**DESCRIPTION OF THE TASK:**
Print the records below exactly. Omit every picture.

[EXERCISE MATERIALS Boundary: Start]

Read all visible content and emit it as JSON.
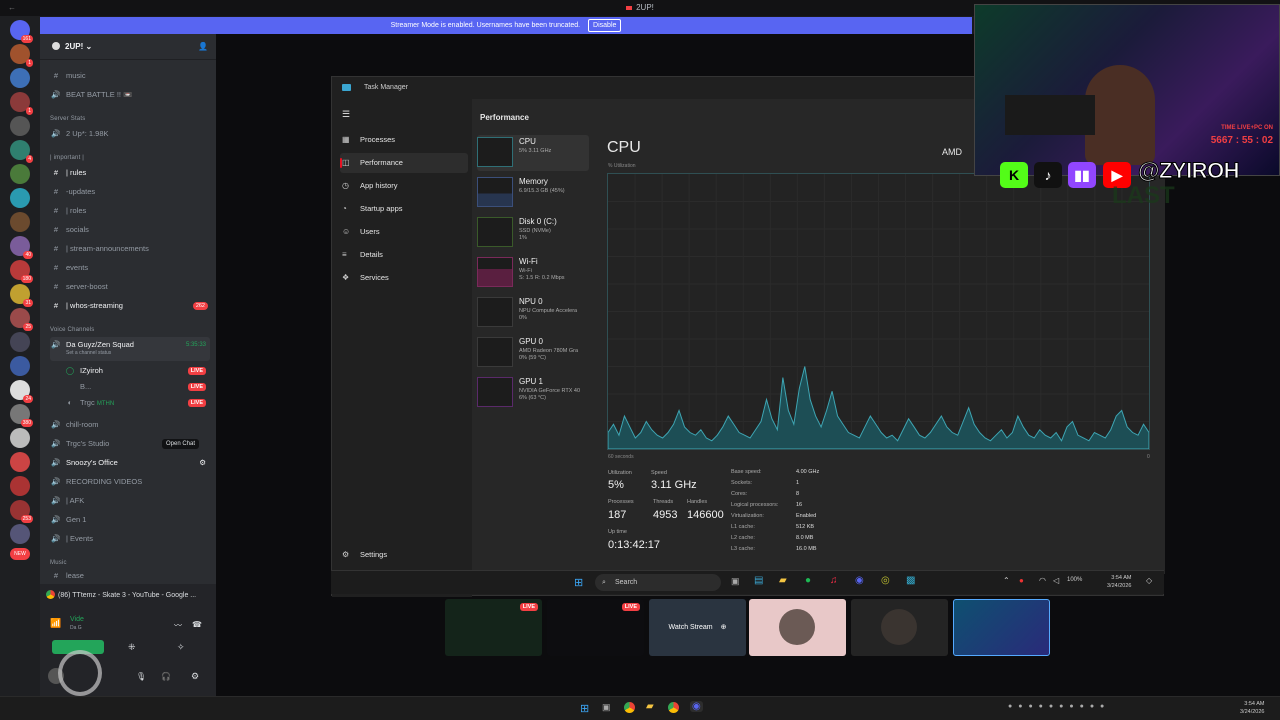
{
  "window": {
    "title": "2UP!"
  },
  "banner": {
    "text": "Streamer Mode is enabled. Usernames have been truncated.",
    "disable_label": "Disable"
  },
  "server": {
    "name": "2UP!"
  },
  "rail_badges": [
    "161",
    "1",
    "1",
    "1",
    "1",
    "4",
    "1",
    "40",
    "180",
    "31",
    "25",
    "1",
    "1",
    "24",
    "380",
    "1",
    "1",
    "253",
    "NEW"
  ],
  "channels": {
    "top": [
      {
        "icon": "#",
        "label": "music"
      },
      {
        "icon": "🔊",
        "label": "BEAT BATTLE !! 📼"
      }
    ],
    "server_stats_label": "Server Stats",
    "server_stats_item": "2 Up*: 1.98K",
    "important_label": "| important |",
    "important": [
      {
        "icon": "#",
        "label": "| rules",
        "bright": true
      },
      {
        "icon": "#",
        "label": "-updates"
      },
      {
        "icon": "#",
        "label": "| roles"
      },
      {
        "icon": "#",
        "label": "socials"
      },
      {
        "icon": "#",
        "label": "| stream-announcements"
      },
      {
        "icon": "#",
        "label": "events"
      },
      {
        "icon": "#",
        "label": "server-boost"
      },
      {
        "icon": "#",
        "label": "| whos-streaming",
        "bright": true,
        "count": "262"
      }
    ],
    "voice_label": "Voice Channels",
    "voice_channel": {
      "name": "Da Guyz/Zen Squad",
      "time": "5:35:33",
      "status": "Set a channel status"
    },
    "voice_users": [
      {
        "name": "IZyiroh",
        "live": "LIVE"
      },
      {
        "name": "B...",
        "live": "LIVE"
      },
      {
        "name": "Trgc",
        "tag": "MTHN",
        "live": "LIVE"
      }
    ],
    "more": [
      {
        "label": "chill-room"
      },
      {
        "label": "Trgc's Studio"
      },
      {
        "label": "Snoozy's Office",
        "bright": true
      },
      {
        "label": "RECORDING VIDEOS"
      },
      {
        "label": "| AFK"
      },
      {
        "label": "Gen 1"
      },
      {
        "label": "| Events"
      }
    ],
    "tooltip": "Open Chat",
    "music_label": "Music",
    "music_item": "lease"
  },
  "activity": {
    "text": "(86) TTtemz - Skate 3 - YouTube - Google ...",
    "video_label": "Vide",
    "sub": "Da G"
  },
  "task_manager": {
    "title": "Task Manager",
    "section": "Performance",
    "nav": [
      "Processes",
      "Performance",
      "App history",
      "Startup apps",
      "Users",
      "Details",
      "Services"
    ],
    "settings": "Settings",
    "devices": [
      {
        "name": "CPU",
        "detail": "5% 3.11 GHz"
      },
      {
        "name": "Memory",
        "detail": "6.9/15.3 GB (45%)"
      },
      {
        "name": "Disk 0 (C:)",
        "detail": "SSD (NVMe)\n1%"
      },
      {
        "name": "Wi-Fi",
        "detail": "Wi-Fi\nS: 1.5 R: 0.2 Mbps"
      },
      {
        "name": "NPU 0",
        "detail": "NPU Compute Accelera\n0%"
      },
      {
        "name": "GPU 0",
        "detail": "AMD Radeon 780M Gra\n0% (59 °C)"
      },
      {
        "name": "GPU 1",
        "detail": "NVIDIA GeForce RTX 40\n6% (63 °C)"
      }
    ],
    "header": "CPU",
    "brand": "AMD",
    "utilization_axis": "% Utilization",
    "time_axis": "60 seconds",
    "zero": "0",
    "stats": {
      "utilization_label": "Utilization",
      "utilization": "5%",
      "speed_label": "Speed",
      "speed": "3.11 GHz",
      "processes_label": "Processes",
      "processes": "187",
      "threads_label": "Threads",
      "threads": "4953",
      "handles_label": "Handles",
      "handles": "146600",
      "uptime_label": "Up time",
      "uptime": "0:13:42:17"
    },
    "specs": [
      {
        "k": "Base speed:",
        "v": "4.00 GHz"
      },
      {
        "k": "Sockets:",
        "v": "1"
      },
      {
        "k": "Cores:",
        "v": "8"
      },
      {
        "k": "Logical processors:",
        "v": "16"
      },
      {
        "k": "Virtualization:",
        "v": "Enabled"
      },
      {
        "k": "L1 cache:",
        "v": "512 KB"
      },
      {
        "k": "L2 cache:",
        "v": "8.0 MB"
      },
      {
        "k": "L3 cache:",
        "v": "16.0 MB"
      }
    ],
    "cpu_history": [
      6,
      9,
      5,
      12,
      8,
      4,
      6,
      10,
      7,
      5,
      4,
      6,
      9,
      14,
      8,
      6,
      5,
      7,
      4,
      3,
      5,
      8,
      12,
      9,
      6,
      5,
      4,
      7,
      10,
      18,
      11,
      7,
      26,
      14,
      9,
      22,
      30,
      18,
      12,
      8,
      14,
      21,
      12,
      9,
      6,
      5,
      4,
      8,
      12,
      9,
      6,
      4,
      5,
      3,
      7,
      11,
      8,
      5,
      4,
      6,
      9,
      12,
      8,
      6,
      5,
      10,
      15,
      9,
      6,
      4,
      3,
      5,
      7,
      4,
      6,
      12,
      8,
      5,
      4,
      7,
      5,
      4,
      6,
      3,
      8,
      10,
      5,
      4,
      3,
      6,
      5,
      4,
      7,
      12,
      14,
      8,
      6,
      5,
      9,
      6
    ]
  },
  "inner_taskbar": {
    "search": "Search",
    "time": "3:54 AM",
    "date": "3/24/2026",
    "battery": "100%"
  },
  "stream_cards": {
    "watch": "Watch Stream",
    "live": "LIVE"
  },
  "taskbar": {
    "time": "3:54 AM",
    "date": "3/24/2026"
  },
  "overlay": {
    "handle": "@ZYIROH",
    "label": "TIME LIVE+PC ON",
    "timer": "5667 : 55 : 02",
    "last": "LAST"
  }
}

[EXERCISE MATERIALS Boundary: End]

**WRITTEN RESPONSE:**
Read all visible content and emit it as JSON.
{
  "window": {
    "title": "2UP!"
  },
  "banner": {
    "text": "Streamer Mode is enabled. Usernames have been truncated.",
    "disable_label": "Disable"
  },
  "server": {
    "name": "2UP!"
  },
  "rail_badges": [
    "161",
    "1",
    "1",
    "1",
    "1",
    "4",
    "1",
    "40",
    "180",
    "31",
    "25",
    "1",
    "1",
    "24",
    "380",
    "1",
    "1",
    "253",
    "NEW"
  ],
  "channels": {
    "top": [
      {
        "icon": "#",
        "label": "music"
      },
      {
        "icon": "🔊",
        "label": "BEAT BATTLE !! 📼"
      }
    ],
    "server_stats_label": "Server Stats",
    "server_stats_item": "2 Up*: 1.98K",
    "important_label": "| important |",
    "important": [
      {
        "icon": "#",
        "label": "| rules",
        "bright": true
      },
      {
        "icon": "#",
        "label": "-updates"
      },
      {
        "icon": "#",
        "label": "| roles"
      },
      {
        "icon": "#",
        "label": "socials"
      },
      {
        "icon": "#",
        "label": "| stream-announcements"
      },
      {
        "icon": "#",
        "label": "events"
      },
      {
        "icon": "#",
        "label": "server-boost"
      },
      {
        "icon": "#",
        "label": "| whos-streaming",
        "bright": true,
        "count": "262"
      }
    ],
    "voice_label": "Voice Channels",
    "voice_channel": {
      "name": "Da Guyz/Zen Squad",
      "time": "5:35:33",
      "status": "Set a channel status"
    },
    "voice_users": [
      {
        "name": "IZyiroh",
        "live": "LIVE"
      },
      {
        "name": "B...",
        "live": "LIVE"
      },
      {
        "name": "Trgc",
        "tag": "MTHN",
        "live": "LIVE"
      }
    ],
    "more": [
      {
        "label": "chill-room"
      },
      {
        "label": "Trgc's Studio"
      },
      {
        "label": "Snoozy's Office",
        "bright": true
      },
      {
        "label": "RECORDING VIDEOS"
      },
      {
        "label": "| AFK"
      },
      {
        "label": "Gen 1"
      },
      {
        "label": "| Events"
      }
    ],
    "tooltip": "Open Chat",
    "music_label": "Music",
    "music_item": "lease"
  },
  "activity": {
    "text": "(86) TTtemz - Skate 3 - YouTube - Google ...",
    "video_label": "Vide",
    "sub": "Da G"
  },
  "task_manager": {
    "title": "Task Manager",
    "section": "Performance",
    "nav": [
      "Processes",
      "Performance",
      "App history",
      "Startup apps",
      "Users",
      "Details",
      "Services"
    ],
    "settings": "Settings",
    "devices": [
      {
        "name": "CPU",
        "detail": "5% 3.11 GHz"
      },
      {
        "name": "Memory",
        "detail": "6.9/15.3 GB (45%)"
      },
      {
        "name": "Disk 0 (C:)",
        "detail": "SSD (NVMe)\n1%"
      },
      {
        "name": "Wi-Fi",
        "detail": "Wi-Fi\nS: 1.5 R: 0.2 Mbps"
      },
      {
        "name": "NPU 0",
        "detail": "NPU Compute Accelera\n0%"
      },
      {
        "name": "GPU 0",
        "detail": "AMD Radeon 780M Gra\n0% (59 °C)"
      },
      {
        "name": "GPU 1",
        "detail": "NVIDIA GeForce RTX 40\n6% (63 °C)"
      }
    ],
    "header": "CPU",
    "brand": "AMD",
    "utilization_axis": "% Utilization",
    "time_axis": "60 seconds",
    "zero": "0",
    "stats": {
      "utilization_label": "Utilization",
      "utilization": "5%",
      "speed_label": "Speed",
      "speed": "3.11 GHz",
      "processes_label": "Processes",
      "processes": "187",
      "threads_label": "Threads",
      "threads": "4953",
      "handles_label": "Handles",
      "handles": "146600",
      "uptime_label": "Up time",
      "uptime": "0:13:42:17"
    },
    "specs": [
      {
        "k": "Base speed:",
        "v": "4.00 GHz"
      },
      {
        "k": "Sockets:",
        "v": "1"
      },
      {
        "k": "Cores:",
        "v": "8"
      },
      {
        "k": "Logical processors:",
        "v": "16"
      },
      {
        "k": "Virtualization:",
        "v": "Enabled"
      },
      {
        "k": "L1 cache:",
        "v": "512 KB"
      },
      {
        "k": "L2 cache:",
        "v": "8.0 MB"
      },
      {
        "k": "L3 cache:",
        "v": "16.0 MB"
      }
    ],
    "cpu_history": [
      6,
      9,
      5,
      12,
      8,
      4,
      6,
      10,
      7,
      5,
      4,
      6,
      9,
      14,
      8,
      6,
      5,
      7,
      4,
      3,
      5,
      8,
      12,
      9,
      6,
      5,
      4,
      7,
      10,
      18,
      11,
      7,
      26,
      14,
      9,
      22,
      30,
      18,
      12,
      8,
      14,
      21,
      12,
      9,
      6,
      5,
      4,
      8,
      12,
      9,
      6,
      4,
      5,
      3,
      7,
      11,
      8,
      5,
      4,
      6,
      9,
      12,
      8,
      6,
      5,
      10,
      15,
      9,
      6,
      4,
      3,
      5,
      7,
      4,
      6,
      12,
      8,
      5,
      4,
      7,
      5,
      4,
      6,
      3,
      8,
      10,
      5,
      4,
      3,
      6,
      5,
      4,
      7,
      12,
      14,
      8,
      6,
      5,
      9,
      6
    ]
  },
  "inner_taskbar": {
    "search": "Search",
    "time": "3:54 AM",
    "date": "3/24/2026",
    "battery": "100%"
  },
  "stream_cards": {
    "watch": "Watch Stream",
    "live": "LIVE"
  },
  "taskbar": {
    "time": "3:54 AM",
    "date": "3/24/2026"
  },
  "overlay": {
    "handle": "@ZYIROH",
    "label": "TIME LIVE+PC ON",
    "timer": "5667 : 55 : 02",
    "last": "LAST"
  }
}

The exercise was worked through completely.